■ Task directions:
Count lines with "Javascript" below; give only the number.

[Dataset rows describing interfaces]
- - -
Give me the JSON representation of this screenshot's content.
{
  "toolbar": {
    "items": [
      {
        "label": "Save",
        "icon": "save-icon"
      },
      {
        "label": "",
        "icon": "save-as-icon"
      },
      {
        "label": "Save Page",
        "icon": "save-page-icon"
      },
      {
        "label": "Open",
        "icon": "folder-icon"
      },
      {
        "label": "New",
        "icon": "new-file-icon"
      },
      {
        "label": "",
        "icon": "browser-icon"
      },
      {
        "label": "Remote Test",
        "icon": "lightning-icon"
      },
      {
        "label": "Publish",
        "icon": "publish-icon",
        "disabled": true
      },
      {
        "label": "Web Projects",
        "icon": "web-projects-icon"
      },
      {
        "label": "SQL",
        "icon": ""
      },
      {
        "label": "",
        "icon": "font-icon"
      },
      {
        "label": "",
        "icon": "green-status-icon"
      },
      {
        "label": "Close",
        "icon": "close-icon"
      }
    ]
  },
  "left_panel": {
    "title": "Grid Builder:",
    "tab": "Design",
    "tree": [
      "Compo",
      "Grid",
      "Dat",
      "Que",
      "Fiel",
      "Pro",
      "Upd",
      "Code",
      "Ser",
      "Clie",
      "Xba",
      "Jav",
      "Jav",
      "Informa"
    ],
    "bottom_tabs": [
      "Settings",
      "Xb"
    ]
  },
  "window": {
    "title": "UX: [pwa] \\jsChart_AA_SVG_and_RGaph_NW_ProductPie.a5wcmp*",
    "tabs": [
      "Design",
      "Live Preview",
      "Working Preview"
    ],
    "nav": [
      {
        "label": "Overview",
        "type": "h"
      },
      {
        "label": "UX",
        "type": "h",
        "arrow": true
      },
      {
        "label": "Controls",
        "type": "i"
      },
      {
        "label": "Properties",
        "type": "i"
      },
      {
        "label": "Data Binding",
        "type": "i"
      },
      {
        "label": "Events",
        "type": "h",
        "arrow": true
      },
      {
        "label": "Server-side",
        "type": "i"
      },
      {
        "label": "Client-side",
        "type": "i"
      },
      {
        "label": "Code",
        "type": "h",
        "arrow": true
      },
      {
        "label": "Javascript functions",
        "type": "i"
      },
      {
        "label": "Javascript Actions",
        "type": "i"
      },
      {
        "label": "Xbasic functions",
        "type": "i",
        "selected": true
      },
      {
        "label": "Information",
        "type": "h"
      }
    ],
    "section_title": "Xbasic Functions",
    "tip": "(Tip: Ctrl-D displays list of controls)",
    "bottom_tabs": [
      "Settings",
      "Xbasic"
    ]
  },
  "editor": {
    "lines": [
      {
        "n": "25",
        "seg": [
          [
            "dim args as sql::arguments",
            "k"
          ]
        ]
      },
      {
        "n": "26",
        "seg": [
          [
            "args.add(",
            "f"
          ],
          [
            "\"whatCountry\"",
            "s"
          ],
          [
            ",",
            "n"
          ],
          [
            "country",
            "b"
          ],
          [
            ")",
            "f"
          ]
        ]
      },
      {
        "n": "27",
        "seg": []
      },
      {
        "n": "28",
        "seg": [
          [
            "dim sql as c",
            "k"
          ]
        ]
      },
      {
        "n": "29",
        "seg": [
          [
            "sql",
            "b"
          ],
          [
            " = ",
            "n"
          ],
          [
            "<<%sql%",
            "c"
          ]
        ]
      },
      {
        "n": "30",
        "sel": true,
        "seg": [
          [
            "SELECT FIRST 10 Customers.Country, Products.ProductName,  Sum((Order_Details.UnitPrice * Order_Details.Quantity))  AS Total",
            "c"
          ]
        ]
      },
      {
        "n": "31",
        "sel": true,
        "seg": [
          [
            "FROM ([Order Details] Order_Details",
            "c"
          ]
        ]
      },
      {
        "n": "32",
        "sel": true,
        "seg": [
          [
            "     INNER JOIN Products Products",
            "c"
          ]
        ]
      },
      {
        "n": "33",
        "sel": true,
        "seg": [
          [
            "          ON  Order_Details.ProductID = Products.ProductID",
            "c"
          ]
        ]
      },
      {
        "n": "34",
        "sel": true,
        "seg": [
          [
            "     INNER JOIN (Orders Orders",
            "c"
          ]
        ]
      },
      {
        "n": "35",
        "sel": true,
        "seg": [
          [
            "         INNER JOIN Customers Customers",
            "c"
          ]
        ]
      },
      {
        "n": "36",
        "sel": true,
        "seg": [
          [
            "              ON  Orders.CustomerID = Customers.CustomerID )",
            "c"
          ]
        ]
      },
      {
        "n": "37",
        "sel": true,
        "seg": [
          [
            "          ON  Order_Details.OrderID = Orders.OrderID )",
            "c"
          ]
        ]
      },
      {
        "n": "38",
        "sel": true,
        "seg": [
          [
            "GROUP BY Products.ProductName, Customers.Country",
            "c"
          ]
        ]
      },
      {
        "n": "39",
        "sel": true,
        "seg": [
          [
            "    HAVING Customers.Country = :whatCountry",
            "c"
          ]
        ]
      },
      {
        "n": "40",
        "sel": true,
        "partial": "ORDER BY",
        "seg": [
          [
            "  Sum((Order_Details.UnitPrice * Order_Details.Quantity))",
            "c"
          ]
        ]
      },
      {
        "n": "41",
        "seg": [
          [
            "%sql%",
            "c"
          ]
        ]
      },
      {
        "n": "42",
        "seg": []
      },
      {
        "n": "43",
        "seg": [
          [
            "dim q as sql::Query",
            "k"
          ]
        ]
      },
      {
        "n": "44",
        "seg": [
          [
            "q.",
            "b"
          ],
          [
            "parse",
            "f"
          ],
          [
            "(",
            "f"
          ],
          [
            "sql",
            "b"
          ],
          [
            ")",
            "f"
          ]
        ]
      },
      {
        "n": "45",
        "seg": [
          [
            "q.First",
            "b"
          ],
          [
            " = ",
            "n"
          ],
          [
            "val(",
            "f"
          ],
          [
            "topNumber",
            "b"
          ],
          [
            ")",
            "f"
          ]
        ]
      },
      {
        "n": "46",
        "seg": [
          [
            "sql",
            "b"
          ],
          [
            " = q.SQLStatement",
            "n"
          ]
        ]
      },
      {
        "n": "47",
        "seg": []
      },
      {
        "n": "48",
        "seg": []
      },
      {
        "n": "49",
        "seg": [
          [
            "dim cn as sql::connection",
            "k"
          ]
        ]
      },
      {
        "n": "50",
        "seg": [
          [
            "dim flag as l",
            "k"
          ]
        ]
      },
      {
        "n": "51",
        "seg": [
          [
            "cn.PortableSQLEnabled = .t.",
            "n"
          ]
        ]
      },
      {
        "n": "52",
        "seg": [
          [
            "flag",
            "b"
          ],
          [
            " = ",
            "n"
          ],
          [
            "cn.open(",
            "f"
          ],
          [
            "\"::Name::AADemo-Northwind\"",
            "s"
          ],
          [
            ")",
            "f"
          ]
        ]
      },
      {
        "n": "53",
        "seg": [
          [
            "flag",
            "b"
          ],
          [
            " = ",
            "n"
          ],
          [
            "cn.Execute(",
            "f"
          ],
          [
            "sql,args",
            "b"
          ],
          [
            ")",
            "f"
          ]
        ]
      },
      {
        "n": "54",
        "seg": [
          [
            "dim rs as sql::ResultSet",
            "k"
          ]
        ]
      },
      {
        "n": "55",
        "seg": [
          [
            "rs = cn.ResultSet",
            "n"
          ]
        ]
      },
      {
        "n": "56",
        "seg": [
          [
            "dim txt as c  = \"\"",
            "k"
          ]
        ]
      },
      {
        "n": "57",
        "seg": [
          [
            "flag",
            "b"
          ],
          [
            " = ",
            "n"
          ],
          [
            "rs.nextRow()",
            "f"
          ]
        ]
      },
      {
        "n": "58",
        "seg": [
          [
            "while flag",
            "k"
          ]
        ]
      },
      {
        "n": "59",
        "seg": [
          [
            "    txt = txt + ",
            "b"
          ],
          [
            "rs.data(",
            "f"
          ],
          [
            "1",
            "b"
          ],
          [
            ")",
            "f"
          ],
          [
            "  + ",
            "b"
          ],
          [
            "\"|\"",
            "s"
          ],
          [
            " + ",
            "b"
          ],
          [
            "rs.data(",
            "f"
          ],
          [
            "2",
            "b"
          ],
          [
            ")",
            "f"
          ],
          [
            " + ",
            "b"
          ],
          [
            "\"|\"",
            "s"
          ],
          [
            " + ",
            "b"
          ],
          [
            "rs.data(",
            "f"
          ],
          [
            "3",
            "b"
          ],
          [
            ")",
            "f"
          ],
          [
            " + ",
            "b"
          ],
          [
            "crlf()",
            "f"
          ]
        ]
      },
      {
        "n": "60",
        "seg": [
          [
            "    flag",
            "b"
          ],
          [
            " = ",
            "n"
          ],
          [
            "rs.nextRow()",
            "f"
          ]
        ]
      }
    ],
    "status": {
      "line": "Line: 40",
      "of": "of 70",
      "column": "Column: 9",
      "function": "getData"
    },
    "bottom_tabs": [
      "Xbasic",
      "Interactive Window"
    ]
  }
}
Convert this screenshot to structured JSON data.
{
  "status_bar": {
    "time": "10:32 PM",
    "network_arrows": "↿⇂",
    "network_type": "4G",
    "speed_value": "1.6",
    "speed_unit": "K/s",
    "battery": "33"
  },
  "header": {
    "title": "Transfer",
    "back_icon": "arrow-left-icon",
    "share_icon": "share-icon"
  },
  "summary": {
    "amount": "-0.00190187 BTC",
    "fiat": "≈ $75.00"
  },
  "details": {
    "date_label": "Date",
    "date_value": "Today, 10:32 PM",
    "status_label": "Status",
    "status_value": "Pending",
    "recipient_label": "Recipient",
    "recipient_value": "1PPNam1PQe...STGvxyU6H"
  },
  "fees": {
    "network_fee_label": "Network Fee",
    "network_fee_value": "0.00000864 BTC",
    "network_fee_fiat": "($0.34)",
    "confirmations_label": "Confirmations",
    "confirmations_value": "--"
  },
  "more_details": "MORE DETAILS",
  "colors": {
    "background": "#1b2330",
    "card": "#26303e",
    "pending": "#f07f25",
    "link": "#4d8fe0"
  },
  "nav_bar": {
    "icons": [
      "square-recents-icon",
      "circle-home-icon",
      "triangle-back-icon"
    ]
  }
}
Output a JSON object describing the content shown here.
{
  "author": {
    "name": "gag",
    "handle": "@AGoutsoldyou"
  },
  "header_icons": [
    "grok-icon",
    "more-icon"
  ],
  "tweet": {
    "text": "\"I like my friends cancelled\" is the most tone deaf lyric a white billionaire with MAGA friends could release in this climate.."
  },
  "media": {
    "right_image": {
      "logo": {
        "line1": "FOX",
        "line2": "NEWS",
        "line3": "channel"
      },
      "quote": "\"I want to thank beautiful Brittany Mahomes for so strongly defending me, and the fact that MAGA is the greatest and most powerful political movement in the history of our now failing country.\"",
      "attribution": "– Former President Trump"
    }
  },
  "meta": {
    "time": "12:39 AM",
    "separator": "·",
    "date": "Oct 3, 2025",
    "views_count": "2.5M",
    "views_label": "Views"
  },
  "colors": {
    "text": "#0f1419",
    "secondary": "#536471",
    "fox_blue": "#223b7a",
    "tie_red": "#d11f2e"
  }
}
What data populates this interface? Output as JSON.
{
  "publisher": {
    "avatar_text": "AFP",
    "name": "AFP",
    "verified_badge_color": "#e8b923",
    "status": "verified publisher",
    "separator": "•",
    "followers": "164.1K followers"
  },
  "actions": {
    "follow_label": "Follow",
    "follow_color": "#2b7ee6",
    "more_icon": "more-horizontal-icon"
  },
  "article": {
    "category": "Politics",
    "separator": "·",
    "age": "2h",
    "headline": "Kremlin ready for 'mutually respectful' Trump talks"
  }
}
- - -
■ Task response:
2